**How to complete this task:** Drop the pictures from the entries below, then reproduce the rest exactly.

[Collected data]
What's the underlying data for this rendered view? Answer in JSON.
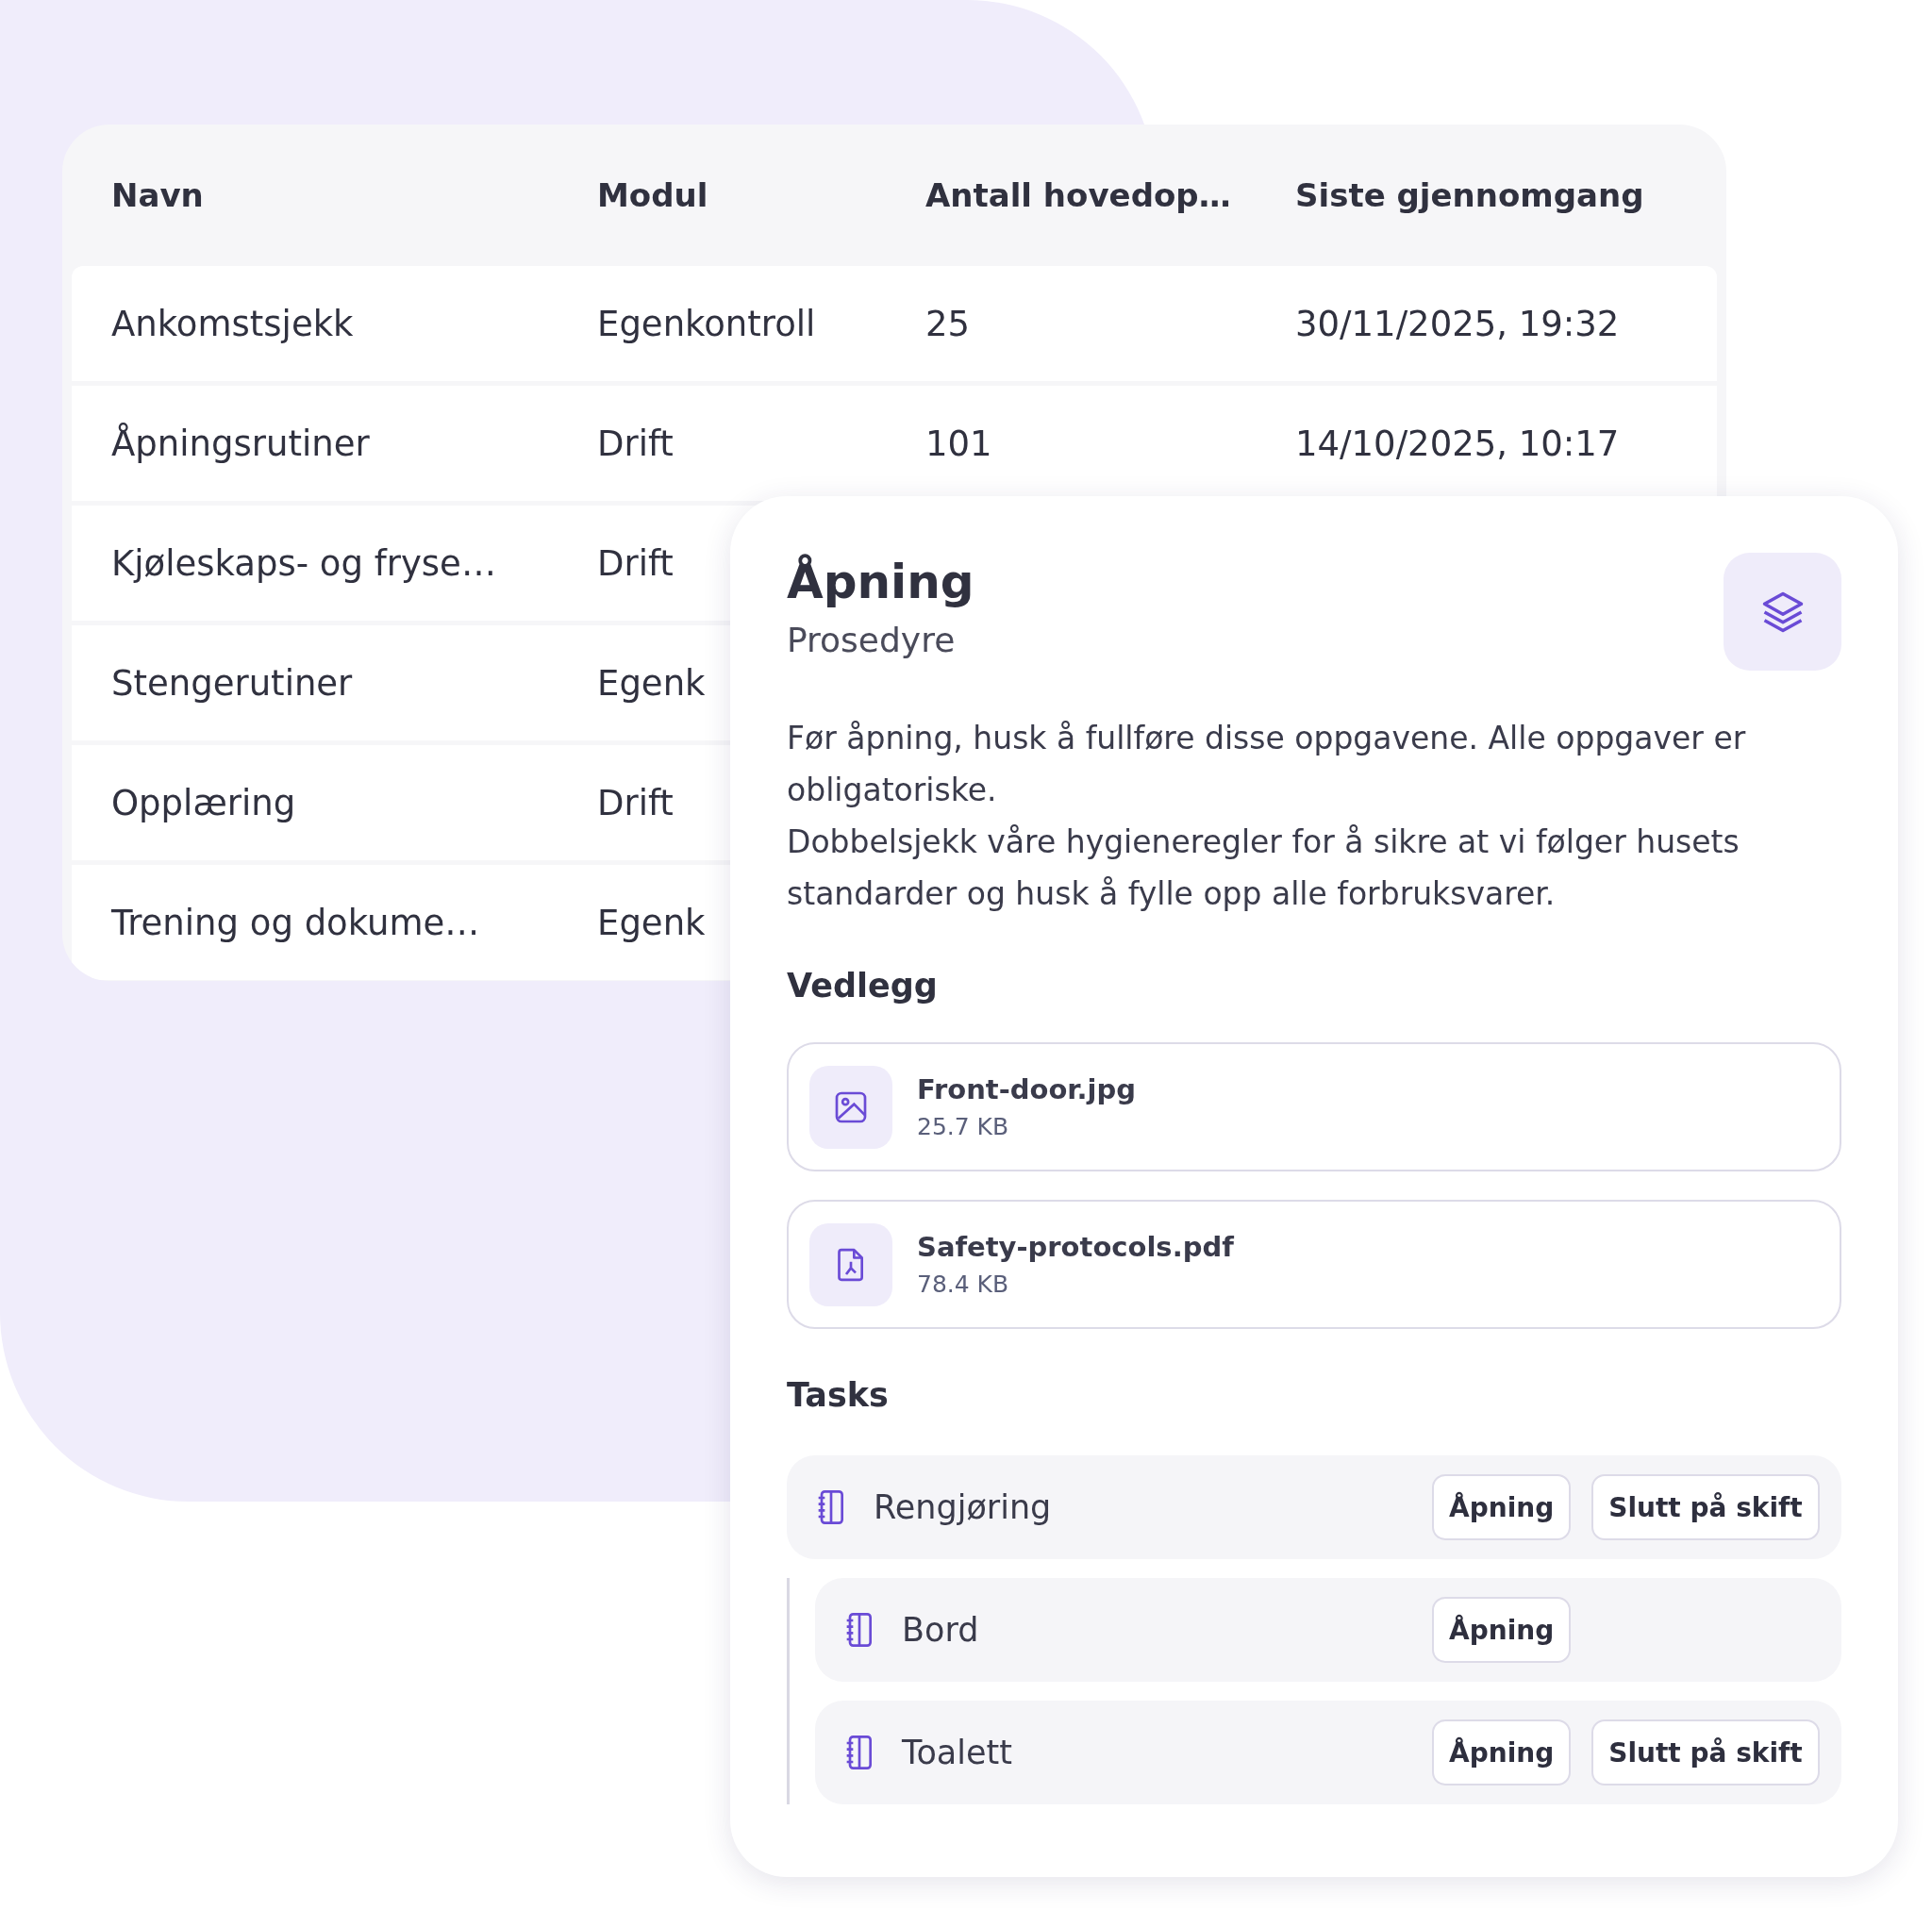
{
  "table": {
    "columns": [
      "Navn",
      "Modul",
      "Antall hovedop…",
      "Siste gjennomgang"
    ],
    "rows": [
      {
        "cells": [
          "Ankomstsjekk",
          "Egenkontroll",
          "25",
          "30/11/2025, 19:32"
        ]
      },
      {
        "cells": [
          "Åpningsrutiner",
          "Drift",
          "101",
          "14/10/2025, 10:17"
        ]
      },
      {
        "cells": [
          "Kjøleskaps- og fryse…",
          "Drift"
        ]
      },
      {
        "cells": [
          "Stengerutiner",
          "Egenk"
        ]
      },
      {
        "cells": [
          "Opplæring",
          "Drift"
        ]
      },
      {
        "cells": [
          "Trening og dokume…",
          "Egenk"
        ]
      }
    ]
  },
  "detail": {
    "title": "Åpning",
    "subtitle": "Prosedyre",
    "description": [
      "Før åpning, husk å fullføre disse oppgavene. Alle oppgaver er obligatoriske.",
      "Dobbelsjekk våre hygieneregler for å sikre at vi følger husets standarder og husk å fylle opp alle forbruksvarer."
    ],
    "attachments_heading": "Vedlegg",
    "attachments": [
      {
        "kind": "image",
        "name": "Front-door.jpg",
        "size": "25.7 KB"
      },
      {
        "kind": "pdf",
        "name": "Safety-protocols.pdf",
        "size": "78.4 KB"
      }
    ],
    "tasks_heading": "Tasks",
    "tasks": [
      {
        "name": "Rengjøring",
        "tags": [
          "Åpning",
          "Slutt på skift"
        ],
        "children": [
          {
            "name": "Bord",
            "tags": [
              "Åpning"
            ]
          },
          {
            "name": "Toalett",
            "tags": [
              "Åpning",
              "Slutt på skift"
            ]
          }
        ]
      }
    ]
  }
}
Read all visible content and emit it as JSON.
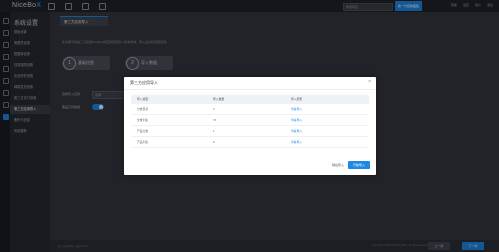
{
  "header": {
    "logo_text": "NiceBo",
    "logo_accent": "X",
    "search_placeholder": "搜索项目",
    "primary_button": "新一代控制面板",
    "right_links": [
      "帮助",
      "设置",
      "用户",
      "退出"
    ]
  },
  "sidebar": {
    "title": "系统设置",
    "items": [
      "基础设置",
      "管理员设置",
      "数据库设置",
      "目录权限设置",
      "安全防护设置",
      "邮箱发送设置",
      "第三方支付设置",
      "第三方应用导入",
      "备份与还原",
      "系统更新"
    ],
    "active_index": 7
  },
  "main": {
    "tab_label": "第三方应用导入",
    "description": "此功能可将第三方应用NiceBox的应用配置导入到本系统，导入后请检查配置项。",
    "steps": [
      {
        "num": "1",
        "label": "基础信息"
      },
      {
        "num": "2",
        "label": "导入数据"
      }
    ],
    "form": {
      "field_label": "选择导入应用",
      "field_value": "选择",
      "toggle_label": "覆盖已有数据"
    }
  },
  "footer": {
    "left_text": "第三方应用导入 版本 1.0.0",
    "copyright": "Copyright ©2016-2020 NiceBox, All rights reserved.",
    "buttons": [
      "上一步",
      "下一步"
    ]
  },
  "modal": {
    "title": "第三方应用导入",
    "close_label": "×",
    "columns": [
      "导入类型",
      "导入数量",
      "导入结果"
    ],
    "rows": [
      {
        "type": "分类目录",
        "count": "4",
        "result": "查看导入"
      },
      {
        "type": "文章列表",
        "count": "73",
        "result": "查看导入"
      },
      {
        "type": "产品分类",
        "count": "1",
        "result": "查看导入"
      },
      {
        "type": "产品列表",
        "count": "6",
        "result": "查看导入"
      }
    ],
    "cancel_label": "稍后导入",
    "confirm_label": "开始导入"
  },
  "colors": {
    "accent": "#1e88e5",
    "background": "#2d3138"
  }
}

**Response to this task:**
What's the underlying data for this rendered view? Answer in JSON.
{
  "table": {
    "columns": [
      "Navn",
      "Modul",
      "Antall hovedop…",
      "Siste gjennomgang"
    ],
    "rows": [
      {
        "cells": [
          "Ankomstsjekk",
          "Egenkontroll",
          "25",
          "30/11/2025, 19:32"
        ]
      },
      {
        "cells": [
          "Åpningsrutiner",
          "Drift",
          "101",
          "14/10/2025, 10:17"
        ]
      },
      {
        "cells": [
          "Kjøleskaps- og fryse…",
          "Drift"
        ]
      },
      {
        "cells": [
          "Stengerutiner",
          "Egenk"
        ]
      },
      {
        "cells": [
          "Opplæring",
          "Drift"
        ]
      },
      {
        "cells": [
          "Trening og dokume…",
          "Egenk"
        ]
      }
    ]
  },
  "detail": {
    "title": "Åpning",
    "subtitle": "Prosedyre",
    "description": [
      "Før åpning, husk å fullføre disse oppgavene. Alle oppgaver er obligatoriske.",
      "Dobbelsjekk våre hygieneregler for å sikre at vi følger husets standarder og husk å fylle opp alle forbruksvarer."
    ],
    "attachments_heading": "Vedlegg",
    "attachments": [
      {
        "kind": "image",
        "name": "Front-door.jpg",
        "size": "25.7 KB"
      },
      {
        "kind": "pdf",
        "name": "Safety-protocols.pdf",
        "size": "78.4 KB"
      }
    ],
    "tasks_heading": "Tasks",
    "tasks": [
      {
        "name": "Rengjøring",
        "tags": [
          "Åpning",
          "Slutt på skift"
        ],
        "children": [
          {
            "name": "Bord",
            "tags": [
              "Åpning"
            ]
          },
          {
            "name": "Toalett",
            "tags": [
              "Åpning",
              "Slutt på skift"
            ]
          }
        ]
      }
    ]
  }
}
Read all visible content and emit it as JSON.
{
  "header": {
    "logo_text": "NiceBo",
    "logo_accent": "X",
    "search_placeholder": "搜索项目",
    "primary_button": "新一代控制面板",
    "right_links": [
      "帮助",
      "设置",
      "用户",
      "退出"
    ]
  },
  "sidebar": {
    "title": "系统设置",
    "items": [
      "基础设置",
      "管理员设置",
      "数据库设置",
      "目录权限设置",
      "安全防护设置",
      "邮箱发送设置",
      "第三方支付设置",
      "第三方应用导入",
      "备份与还原",
      "系统更新"
    ],
    "active_index": 7
  },
  "main": {
    "tab_label": "第三方应用导入",
    "description": "此功能可将第三方应用NiceBox的应用配置导入到本系统，导入后请检查配置项。",
    "steps": [
      {
        "num": "1",
        "label": "基础信息"
      },
      {
        "num": "2",
        "label": "导入数据"
      }
    ],
    "form": {
      "field_label": "选择导入应用",
      "field_value": "选择",
      "toggle_label": "覆盖已有数据"
    }
  },
  "footer": {
    "left_text": "第三方应用导入 版本 1.0.0",
    "copyright": "Copyright ©2016-2020 NiceBox, All rights reserved.",
    "buttons": [
      "上一步",
      "下一步"
    ]
  },
  "modal": {
    "title": "第三方应用导入",
    "close_label": "×",
    "columns": [
      "导入类型",
      "导入数量",
      "导入结果"
    ],
    "rows": [
      {
        "type": "分类目录",
        "count": "4",
        "result": "查看导入"
      },
      {
        "type": "文章列表",
        "count": "73",
        "result": "查看导入"
      },
      {
        "type": "产品分类",
        "count": "1",
        "result": "查看导入"
      },
      {
        "type": "产品列表",
        "count": "6",
        "result": "查看导入"
      }
    ],
    "cancel_label": "稍后导入",
    "confirm_label": "开始导入"
  },
  "colors": {
    "accent": "#1e88e5",
    "background": "#2d3138"
  }
}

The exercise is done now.